Aim of the task: Below are records; copy every line in them that holds the word "HTTPS".

··· Information given ···

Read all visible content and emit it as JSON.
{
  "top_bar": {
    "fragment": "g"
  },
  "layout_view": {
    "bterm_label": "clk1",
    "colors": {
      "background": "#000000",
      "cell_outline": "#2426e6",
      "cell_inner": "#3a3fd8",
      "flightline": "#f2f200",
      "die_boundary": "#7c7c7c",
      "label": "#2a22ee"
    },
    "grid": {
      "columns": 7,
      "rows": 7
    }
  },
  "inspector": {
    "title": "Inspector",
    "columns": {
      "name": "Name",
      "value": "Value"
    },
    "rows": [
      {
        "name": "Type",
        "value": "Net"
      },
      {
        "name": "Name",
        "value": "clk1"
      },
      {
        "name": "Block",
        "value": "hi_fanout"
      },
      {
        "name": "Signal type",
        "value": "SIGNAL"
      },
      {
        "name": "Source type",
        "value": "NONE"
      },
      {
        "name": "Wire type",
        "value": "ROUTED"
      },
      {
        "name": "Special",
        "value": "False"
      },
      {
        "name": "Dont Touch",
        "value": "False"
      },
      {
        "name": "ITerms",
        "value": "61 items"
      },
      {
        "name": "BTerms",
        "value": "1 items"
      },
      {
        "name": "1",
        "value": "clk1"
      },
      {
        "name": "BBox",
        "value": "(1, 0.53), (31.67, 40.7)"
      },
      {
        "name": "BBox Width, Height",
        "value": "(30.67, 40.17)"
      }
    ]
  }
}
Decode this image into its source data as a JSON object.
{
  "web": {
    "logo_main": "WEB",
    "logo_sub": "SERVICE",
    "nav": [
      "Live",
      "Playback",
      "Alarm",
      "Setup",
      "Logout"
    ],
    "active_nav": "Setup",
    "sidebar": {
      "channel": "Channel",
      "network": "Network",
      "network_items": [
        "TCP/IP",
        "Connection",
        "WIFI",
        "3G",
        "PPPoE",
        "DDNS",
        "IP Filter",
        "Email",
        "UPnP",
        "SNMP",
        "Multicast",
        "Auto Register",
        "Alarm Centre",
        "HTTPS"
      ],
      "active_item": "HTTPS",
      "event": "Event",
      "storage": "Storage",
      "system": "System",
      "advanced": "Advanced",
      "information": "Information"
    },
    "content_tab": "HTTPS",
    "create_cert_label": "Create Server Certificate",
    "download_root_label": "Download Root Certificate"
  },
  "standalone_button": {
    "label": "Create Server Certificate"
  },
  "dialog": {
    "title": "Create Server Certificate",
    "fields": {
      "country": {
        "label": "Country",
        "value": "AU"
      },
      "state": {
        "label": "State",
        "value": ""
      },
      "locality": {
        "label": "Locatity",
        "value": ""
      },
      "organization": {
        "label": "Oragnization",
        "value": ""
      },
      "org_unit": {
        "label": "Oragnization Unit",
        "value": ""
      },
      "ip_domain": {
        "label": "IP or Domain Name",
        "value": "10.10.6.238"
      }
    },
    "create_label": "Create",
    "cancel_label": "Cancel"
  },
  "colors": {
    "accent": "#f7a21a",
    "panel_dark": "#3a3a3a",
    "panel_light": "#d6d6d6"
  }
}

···

Response to the exercise:
        "HTTPS"
      "active_item": "HTTPS",
    "content_tab": "HTTPS",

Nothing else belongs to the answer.